  1. Do your research. I knew who I wanted to see, and the first three agents I approached were the ones from my list. My pitfall? I’m pitching a genre manuscript, and while an agent’s bio might say they’re drawn to great characters and interesting scenarios, it might mean just from a general fiction perspective. Two of my three picks let me know they didn’t represent fantasy, period. One of them was really kind about it, offering to still give me feedback on my pitch itself. The other was, shall we say, cruel to be kind: she interrupted my pitch, asked for the specific genre, and flat-out told me she did not represent that area. I was on my merry way, but my next pitch generated interest, and a business card. Had I stayed the entire three minutes, I would not have had time to pitch to a fifth agent, or possibly a fourth.
  2. Pay it forward. It was crowded, busy, and loud. It was hard to find the end of the line for some agents – everything kind of swirled together into a conference room Charybdis. I was searching for an agent’s line at the same time another woman was. She was there before me, but I was able to break through the crowd and get to the end first. I gestured her over and let her get ahead of me since she was “there” before I was. She was appreciative, and we struck up a conversation. She had managed to pitch three other agents already (I was only at two) and we shared some feedback on the ones from our lists. One of my “I hope I have time” agents was reportedly very nice and engaging, so I went to that booth next and landed a card.
  3. Have an open mind. Look, ultimately you’re hoping to generate interest in your work and connect with an agent. Even if your pitch doesn’t work out, you can still get a lot from the experience. One of the agents gave me feedback on my pitch and let me use my three minutes to answer questions – I was so grateful, because I was nervous and I’d like to think she sensed that and gave me an outlet for that energy. It made a world of difference; the next agent I pitched told me to submit something.
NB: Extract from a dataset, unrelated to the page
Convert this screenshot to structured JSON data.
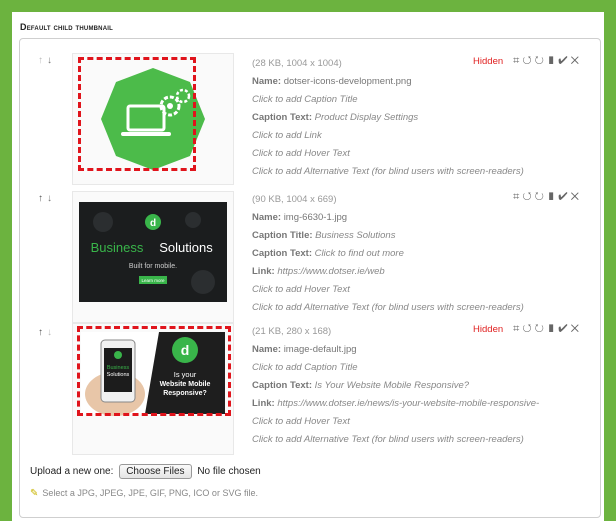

  4. Timing is everything. Give yourself options, because the time goes by fast. The first pitch session was apparently packed, and some people had a solid strategy that allowed them to see many agents. Others only saw one or two. I opted for the second session, which was smaller and way easier to navigate. There were a few agents on my “I hope I have time” list, but the lines were long. Just think: if each pitch is three minutes and ten people are in front of you, you just decided to spend a third of your time in line.
  5. Make the most of it. Talk (quietly) to the people in line with you. Network. I bonded with fellow writers and event staff. Trade business cards, if you have them (another lesson learned: have them).
  6. Take chances. There were only a few rounds left in the session, and I had already pitched to four agents; everyone else on my list was closed due to time constraints. I recognized one name from my list – someone from my genre but at the YA level. I wasn’t expecting a card or a request for submission. I just wanted to talk to one last person about my pitch. I gave my pitch and she asked questions. Since there was no one in line behind me (the event was ending soon), she let me stay and asked a couple more. This was probably one of the best parts of the session for me: I got to feel what it was like to not feel any pressure giving my pitch. I got to associate a feeling of tranquility speaking about my manuscript. I can draw on that moving forward. I can also polish my answers to questions that I stumbled answering. I wasn’t surprised when she said it was interesting but not for her. For me, I wasn’t in it for the outcome – I was in it for the experience.
  7. When in doubt, go to your happy place. Breathe deep. Dance to your favorite song in your hotel room beforehand. Have a cup of tea at lunch. Repeat your calming word. Do whatever you need to do prior to (and during, within reason!) the session to relax.
  8. Smile.